| Excerpts from an interface dataset |
———

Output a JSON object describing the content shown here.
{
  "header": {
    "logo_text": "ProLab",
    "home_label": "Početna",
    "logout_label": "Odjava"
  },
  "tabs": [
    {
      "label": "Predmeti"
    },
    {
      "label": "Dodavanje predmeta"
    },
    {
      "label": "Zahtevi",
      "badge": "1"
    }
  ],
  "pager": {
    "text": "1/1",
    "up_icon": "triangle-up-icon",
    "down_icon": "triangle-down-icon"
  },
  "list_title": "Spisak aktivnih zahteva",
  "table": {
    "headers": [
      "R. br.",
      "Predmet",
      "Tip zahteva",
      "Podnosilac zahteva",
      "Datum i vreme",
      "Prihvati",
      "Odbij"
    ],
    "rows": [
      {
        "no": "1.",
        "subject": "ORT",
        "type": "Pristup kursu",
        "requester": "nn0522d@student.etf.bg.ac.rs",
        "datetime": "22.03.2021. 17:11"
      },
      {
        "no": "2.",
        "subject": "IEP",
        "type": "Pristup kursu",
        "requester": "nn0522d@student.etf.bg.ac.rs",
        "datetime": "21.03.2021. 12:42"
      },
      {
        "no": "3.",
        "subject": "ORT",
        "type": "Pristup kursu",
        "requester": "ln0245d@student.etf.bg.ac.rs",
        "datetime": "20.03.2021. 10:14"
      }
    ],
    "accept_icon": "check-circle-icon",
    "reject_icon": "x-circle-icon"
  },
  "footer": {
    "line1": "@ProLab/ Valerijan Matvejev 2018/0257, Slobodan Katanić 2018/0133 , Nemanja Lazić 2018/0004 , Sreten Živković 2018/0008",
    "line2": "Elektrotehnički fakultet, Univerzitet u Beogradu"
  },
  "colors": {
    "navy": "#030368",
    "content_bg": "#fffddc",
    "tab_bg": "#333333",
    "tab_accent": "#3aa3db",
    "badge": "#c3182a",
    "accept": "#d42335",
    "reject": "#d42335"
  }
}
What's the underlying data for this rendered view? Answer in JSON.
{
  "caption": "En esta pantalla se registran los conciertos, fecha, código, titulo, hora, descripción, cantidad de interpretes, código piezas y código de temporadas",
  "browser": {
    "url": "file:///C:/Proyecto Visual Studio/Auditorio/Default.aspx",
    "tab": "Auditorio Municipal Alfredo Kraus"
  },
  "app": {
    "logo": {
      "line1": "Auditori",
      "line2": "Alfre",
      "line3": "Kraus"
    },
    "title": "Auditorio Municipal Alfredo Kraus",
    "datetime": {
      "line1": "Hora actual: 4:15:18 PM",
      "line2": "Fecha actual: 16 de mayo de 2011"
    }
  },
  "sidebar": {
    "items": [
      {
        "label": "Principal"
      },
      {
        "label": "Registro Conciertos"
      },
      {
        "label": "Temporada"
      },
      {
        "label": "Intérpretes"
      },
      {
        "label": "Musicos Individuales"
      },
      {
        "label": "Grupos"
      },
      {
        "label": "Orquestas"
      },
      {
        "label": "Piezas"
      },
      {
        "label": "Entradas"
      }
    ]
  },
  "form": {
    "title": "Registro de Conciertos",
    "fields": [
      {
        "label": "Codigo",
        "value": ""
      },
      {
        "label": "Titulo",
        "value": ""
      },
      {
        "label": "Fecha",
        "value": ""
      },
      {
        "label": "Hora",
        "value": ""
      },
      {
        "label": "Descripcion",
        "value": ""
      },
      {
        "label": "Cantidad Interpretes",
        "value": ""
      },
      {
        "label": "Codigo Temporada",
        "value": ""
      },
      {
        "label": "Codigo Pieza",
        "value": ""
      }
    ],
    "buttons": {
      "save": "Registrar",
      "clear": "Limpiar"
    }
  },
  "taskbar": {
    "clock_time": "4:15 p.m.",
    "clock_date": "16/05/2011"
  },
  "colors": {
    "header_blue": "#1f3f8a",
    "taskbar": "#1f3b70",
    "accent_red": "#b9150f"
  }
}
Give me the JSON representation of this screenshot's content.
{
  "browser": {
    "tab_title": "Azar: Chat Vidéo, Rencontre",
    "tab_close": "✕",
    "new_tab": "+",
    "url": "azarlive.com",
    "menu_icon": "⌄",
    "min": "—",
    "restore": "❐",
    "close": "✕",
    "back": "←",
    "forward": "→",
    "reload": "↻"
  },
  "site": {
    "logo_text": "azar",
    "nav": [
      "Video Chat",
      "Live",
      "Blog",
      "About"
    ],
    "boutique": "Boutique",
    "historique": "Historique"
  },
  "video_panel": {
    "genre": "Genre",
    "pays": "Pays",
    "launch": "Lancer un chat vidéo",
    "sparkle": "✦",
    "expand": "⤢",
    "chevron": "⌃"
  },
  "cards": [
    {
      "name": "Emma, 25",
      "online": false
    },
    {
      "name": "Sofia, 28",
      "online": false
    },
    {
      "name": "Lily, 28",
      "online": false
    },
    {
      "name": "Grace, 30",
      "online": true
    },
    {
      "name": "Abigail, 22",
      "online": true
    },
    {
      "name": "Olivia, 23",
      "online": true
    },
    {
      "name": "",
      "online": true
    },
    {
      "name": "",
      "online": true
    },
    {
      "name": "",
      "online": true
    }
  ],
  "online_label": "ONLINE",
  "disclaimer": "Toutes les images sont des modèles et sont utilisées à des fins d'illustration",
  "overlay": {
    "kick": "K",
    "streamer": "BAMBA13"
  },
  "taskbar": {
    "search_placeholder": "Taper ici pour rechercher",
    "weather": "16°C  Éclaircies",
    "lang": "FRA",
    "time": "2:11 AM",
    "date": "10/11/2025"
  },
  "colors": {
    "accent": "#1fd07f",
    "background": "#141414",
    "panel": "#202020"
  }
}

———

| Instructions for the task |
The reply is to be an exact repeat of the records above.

| Solution for this problem |
Output a JSON object describing the content shown here.
{
  "header": {
    "logo_text": "ProLab",
    "home_label": "Početna",
    "logout_label": "Odjava"
  },
  "tabs": [
    {
      "label": "Predmeti"
    },
    {
      "label": "Dodavanje predmeta"
    },
    {
      "label": "Zahtevi",
      "badge": "1"
    }
  ],
  "pager": {
    "text": "1/1",
    "up_icon": "triangle-up-icon",
    "down_icon": "triangle-down-icon"
  },
  "list_title": "Spisak aktivnih zahteva",
  "table": {
    "headers": [
      "R. br.",
      "Predmet",
      "Tip zahteva",
      "Podnosilac zahteva",
      "Datum i vreme",
      "Prihvati",
      "Odbij"
    ],
    "rows": [
      {
        "no": "1.",
        "subject": "ORT",
        "type": "Pristup kursu",
        "requester": "nn0522d@student.etf.bg.ac.rs",
        "datetime": "22.03.2021. 17:11"
      },
      {
        "no": "2.",
        "subject": "IEP",
        "type": "Pristup kursu",
        "requester": "nn0522d@student.etf.bg.ac.rs",
        "datetime": "21.03.2021. 12:42"
      },
      {
        "no": "3.",
        "subject": "ORT",
        "type": "Pristup kursu",
        "requester": "ln0245d@student.etf.bg.ac.rs",
        "datetime": "20.03.2021. 10:14"
      }
    ],
    "accept_icon": "check-circle-icon",
    "reject_icon": "x-circle-icon"
  },
  "footer": {
    "line1": "@ProLab/ Valerijan Matvejev 2018/0257, Slobodan Katanić 2018/0133 , Nemanja Lazić 2018/0004 , Sreten Živković 2018/0008",
    "line2": "Elektrotehnički fakultet, Univerzitet u Beogradu"
  },
  "colors": {
    "navy": "#030368",
    "content_bg": "#fffddc",
    "tab_bg": "#333333",
    "tab_accent": "#3aa3db",
    "badge": "#c3182a",
    "accept": "#d42335",
    "reject": "#d42335"
  }
}
What's the underlying data for this rendered view? Answer in JSON.
{
  "caption": "En esta pantalla se registran los conciertos, fecha, código, titulo, hora, descripción, cantidad de interpretes, código piezas y código de temporadas",
  "browser": {
    "url": "file:///C:/Proyecto Visual Studio/Auditorio/Default.aspx",
    "tab": "Auditorio Municipal Alfredo Kraus"
  },
  "app": {
    "logo": {
      "line1": "Auditori",
      "line2": "Alfre",
      "line3": "Kraus"
    },
    "title": "Auditorio Municipal Alfredo Kraus",
    "datetime": {
      "line1": "Hora actual: 4:15:18 PM",
      "line2": "Fecha actual: 16 de mayo de 2011"
    }
  },
  "sidebar": {
    "items": [
      {
        "label": "Principal"
      },
      {
        "label": "Registro Conciertos"
      },
      {
        "label": "Temporada"
      },
      {
        "label": "Intérpretes"
      },
      {
        "label": "Musicos Individuales"
      },
      {
        "label": "Grupos"
      },
      {
        "label": "Orquestas"
      },
      {
        "label": "Piezas"
      },
      {
        "label": "Entradas"
      }
    ]
  },
  "form": {
    "title": "Registro de Conciertos",
    "fields": [
      {
        "label": "Codigo",
        "value": ""
      },
      {
        "label": "Titulo",
        "value": ""
      },
      {
        "label": "Fecha",
        "value": ""
      },
      {
        "label": "Hora",
        "value": ""
      },
      {
        "label": "Descripcion",
        "value": ""
      },
      {
        "label": "Cantidad Interpretes",
        "value": ""
      },
      {
        "label": "Codigo Temporada",
        "value": ""
      },
      {
        "label": "Codigo Pieza",
        "value": ""
      }
    ],
    "buttons": {
      "save": "Registrar",
      "clear": "Limpiar"
    }
  },
  "taskbar": {
    "clock_time": "4:15 p.m.",
    "clock_date": "16/05/2011"
  },
  "colors": {
    "header_blue": "#1f3f8a",
    "taskbar": "#1f3b70",
    "accent_red": "#b9150f"
  }
}
Give me the JSON representation of this screenshot's content.
{
  "browser": {
    "tab_title": "Azar: Chat Vidéo, Rencontre",
    "tab_close": "✕",
    "new_tab": "+",
    "url": "azarlive.com",
    "menu_icon": "⌄",
    "min": "—",
    "restore": "❐",
    "close": "✕",
    "back": "←",
    "forward": "→",
    "reload": "↻"
  },
  "site": {
    "logo_text": "azar",
    "nav": [
      "Video Chat",
      "Live",
      "Blog",
      "About"
    ],
    "boutique": "Boutique",
    "historique": "Historique"
  },
  "video_panel": {
    "genre": "Genre",
    "pays": "Pays",
    "launch": "Lancer un chat vidéo",
    "sparkle": "✦",
    "expand": "⤢",
    "chevron": "⌃"
  },
  "cards": [
    {
      "name": "Emma, 25",
      "online": false
    },
    {
      "name": "Sofia, 28",
      "online": false
    },
    {
      "name": "Lily, 28",
      "online": false
    },
    {
      "name": "Grace, 30",
      "online": true
    },
    {
      "name": "Abigail, 22",
      "online": true
    },
    {
      "name": "Olivia, 23",
      "online": true
    },
    {
      "name": "",
      "online": true
    },
    {
      "name": "",
      "online": true
    },
    {
      "name": "",
      "online": true
    }
  ],
  "online_label": "ONLINE",
  "disclaimer": "Toutes les images sont des modèles et sont utilisées à des fins d'illustration",
  "overlay": {
    "kick": "K",
    "streamer": "BAMBA13"
  },
  "taskbar": {
    "search_placeholder": "Taper ici pour rechercher",
    "weather": "16°C  Éclaircies",
    "lang": "FRA",
    "time": "2:11 AM",
    "date": "10/11/2025"
  },
  "colors": {
    "accent": "#1fd07f",
    "background": "#141414",
    "panel": "#202020"
  }
}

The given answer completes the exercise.